Most examples I have seen about Q learning, are performed in a deterministic world. For example, in the traditional grid world, the agent can finally do the path searching by exploring and exploiting the environment with a reward function without knowing the transition probability function.

$$Q(s,a) = Q(s,a) + a*[ Reward + discount * Max Q(s',a') – Q(s,a)] $$

Now suppose the grid is a stochastic environment, an agent can move up/left/right with 1/3 probability. How can I program the Q learning, does that mean that in calculating the $Max Q(s',a')$,

$$Max Q(s',a') = Max [ P(up)*Q(s',up) , P(left) *Q(s',down) , P(right) * Q(s, right)]?$$

**Contents**hide

#### Best Answer

Q-learning also permits an agent to choose an action stochastically (according to some distribution). In this case, the reward is the expected reward given that distribution of actions. I think this fits your case above.

Q-learning also permits actions that may fail. Hence, $Q(s, Left)$ might lead you to a state $s'$ that is not the to the left $s$ (e.g. the action "fails" with some probability). In that case, the model (MDP, table of Q-values, automaton) will encode the possibility of failure directly and no distributions or expected values are needed.

### Similar Posts:
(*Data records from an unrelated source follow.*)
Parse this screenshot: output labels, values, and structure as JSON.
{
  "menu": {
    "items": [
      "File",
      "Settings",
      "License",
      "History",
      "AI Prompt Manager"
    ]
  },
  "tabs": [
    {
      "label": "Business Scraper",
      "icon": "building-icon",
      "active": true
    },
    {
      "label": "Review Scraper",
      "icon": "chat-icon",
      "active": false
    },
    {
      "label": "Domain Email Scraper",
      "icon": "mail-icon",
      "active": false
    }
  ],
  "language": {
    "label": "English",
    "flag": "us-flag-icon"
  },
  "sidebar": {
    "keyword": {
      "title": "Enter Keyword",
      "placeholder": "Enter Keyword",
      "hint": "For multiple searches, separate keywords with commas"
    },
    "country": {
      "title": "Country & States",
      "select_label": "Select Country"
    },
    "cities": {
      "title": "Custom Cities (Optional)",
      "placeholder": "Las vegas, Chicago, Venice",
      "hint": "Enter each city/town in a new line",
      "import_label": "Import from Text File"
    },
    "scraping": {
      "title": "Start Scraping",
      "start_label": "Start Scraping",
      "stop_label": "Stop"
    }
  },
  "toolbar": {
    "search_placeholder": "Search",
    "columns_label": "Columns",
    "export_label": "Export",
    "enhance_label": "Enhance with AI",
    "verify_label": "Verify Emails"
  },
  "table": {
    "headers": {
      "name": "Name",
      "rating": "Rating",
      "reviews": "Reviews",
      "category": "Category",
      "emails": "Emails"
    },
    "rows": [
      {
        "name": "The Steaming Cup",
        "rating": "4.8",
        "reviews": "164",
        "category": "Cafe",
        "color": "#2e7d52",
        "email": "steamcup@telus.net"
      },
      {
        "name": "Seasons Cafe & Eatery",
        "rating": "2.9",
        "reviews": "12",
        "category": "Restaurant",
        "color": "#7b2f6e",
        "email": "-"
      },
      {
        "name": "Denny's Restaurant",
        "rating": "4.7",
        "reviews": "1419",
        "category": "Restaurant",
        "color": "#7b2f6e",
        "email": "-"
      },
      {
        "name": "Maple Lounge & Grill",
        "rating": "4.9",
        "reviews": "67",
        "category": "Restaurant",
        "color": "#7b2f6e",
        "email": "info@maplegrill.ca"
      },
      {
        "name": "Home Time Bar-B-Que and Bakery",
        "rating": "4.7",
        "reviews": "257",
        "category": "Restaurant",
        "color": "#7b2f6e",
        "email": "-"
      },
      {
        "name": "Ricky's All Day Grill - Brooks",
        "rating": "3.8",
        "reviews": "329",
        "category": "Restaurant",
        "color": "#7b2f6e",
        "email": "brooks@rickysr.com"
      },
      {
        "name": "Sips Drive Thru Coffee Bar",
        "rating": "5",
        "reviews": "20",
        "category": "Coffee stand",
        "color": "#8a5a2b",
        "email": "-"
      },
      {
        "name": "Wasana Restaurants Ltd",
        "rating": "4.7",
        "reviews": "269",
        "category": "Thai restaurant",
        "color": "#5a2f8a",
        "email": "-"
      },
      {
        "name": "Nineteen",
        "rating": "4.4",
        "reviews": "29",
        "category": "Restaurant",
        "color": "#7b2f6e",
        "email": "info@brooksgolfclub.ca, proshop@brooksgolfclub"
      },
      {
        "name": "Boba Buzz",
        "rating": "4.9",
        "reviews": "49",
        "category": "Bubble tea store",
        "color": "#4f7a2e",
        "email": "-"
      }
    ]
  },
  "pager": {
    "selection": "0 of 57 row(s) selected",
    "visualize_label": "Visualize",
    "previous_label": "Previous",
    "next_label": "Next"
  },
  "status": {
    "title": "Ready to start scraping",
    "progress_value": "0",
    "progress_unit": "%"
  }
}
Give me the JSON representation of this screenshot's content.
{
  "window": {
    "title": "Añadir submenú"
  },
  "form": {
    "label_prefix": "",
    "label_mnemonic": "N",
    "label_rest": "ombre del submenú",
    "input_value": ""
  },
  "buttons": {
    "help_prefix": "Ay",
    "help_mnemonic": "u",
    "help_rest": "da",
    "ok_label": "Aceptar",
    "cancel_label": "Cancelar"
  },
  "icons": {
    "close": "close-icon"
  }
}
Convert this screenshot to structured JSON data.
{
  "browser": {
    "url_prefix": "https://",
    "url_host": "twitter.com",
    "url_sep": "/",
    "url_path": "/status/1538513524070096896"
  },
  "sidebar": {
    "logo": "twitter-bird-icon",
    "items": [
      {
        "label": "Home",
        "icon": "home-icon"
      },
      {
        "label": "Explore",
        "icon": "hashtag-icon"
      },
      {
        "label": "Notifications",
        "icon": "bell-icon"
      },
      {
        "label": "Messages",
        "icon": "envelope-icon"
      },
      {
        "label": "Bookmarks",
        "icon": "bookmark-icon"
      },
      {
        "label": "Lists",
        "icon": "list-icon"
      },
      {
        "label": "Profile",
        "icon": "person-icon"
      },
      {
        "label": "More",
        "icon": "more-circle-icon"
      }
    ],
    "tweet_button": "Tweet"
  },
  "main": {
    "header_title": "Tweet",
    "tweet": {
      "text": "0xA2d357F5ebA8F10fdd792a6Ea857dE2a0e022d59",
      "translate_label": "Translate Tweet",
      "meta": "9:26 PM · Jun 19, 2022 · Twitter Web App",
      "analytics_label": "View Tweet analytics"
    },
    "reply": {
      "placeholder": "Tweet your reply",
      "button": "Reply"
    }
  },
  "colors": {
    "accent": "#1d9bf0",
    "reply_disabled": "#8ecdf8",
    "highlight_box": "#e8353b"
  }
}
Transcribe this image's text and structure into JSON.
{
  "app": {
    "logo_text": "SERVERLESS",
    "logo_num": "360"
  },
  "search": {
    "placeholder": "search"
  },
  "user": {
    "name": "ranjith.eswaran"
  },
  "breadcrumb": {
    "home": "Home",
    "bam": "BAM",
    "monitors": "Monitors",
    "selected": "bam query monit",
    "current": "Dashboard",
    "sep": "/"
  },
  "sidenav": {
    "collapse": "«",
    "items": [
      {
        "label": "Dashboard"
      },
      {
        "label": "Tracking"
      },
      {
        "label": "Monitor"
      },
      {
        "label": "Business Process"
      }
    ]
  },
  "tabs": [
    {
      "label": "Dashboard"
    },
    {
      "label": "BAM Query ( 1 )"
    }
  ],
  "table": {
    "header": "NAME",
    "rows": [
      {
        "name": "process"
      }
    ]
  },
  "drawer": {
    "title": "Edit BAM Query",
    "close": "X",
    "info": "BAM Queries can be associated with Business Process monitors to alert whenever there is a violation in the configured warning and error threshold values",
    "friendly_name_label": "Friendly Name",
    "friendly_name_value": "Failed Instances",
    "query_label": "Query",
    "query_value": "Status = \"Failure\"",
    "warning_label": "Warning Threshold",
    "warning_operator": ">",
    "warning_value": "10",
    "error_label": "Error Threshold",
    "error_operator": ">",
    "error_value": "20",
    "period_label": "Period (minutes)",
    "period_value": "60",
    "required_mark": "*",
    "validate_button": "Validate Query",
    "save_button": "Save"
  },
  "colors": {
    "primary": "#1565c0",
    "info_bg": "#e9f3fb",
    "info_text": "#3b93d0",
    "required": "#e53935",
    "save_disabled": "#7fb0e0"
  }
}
- Solved – Q learning in a stochastic environment
- Solved – Q learning in a stochastic environment
- Solved – How to deal with the Reinforcement learning problem with a fixed length episode but no terminal state
- Solved – Constructing a transition probability from Q-learning
- Solved – Forms of the Reward function in Reinforcement Learning: A vector, a matrix, a linear combination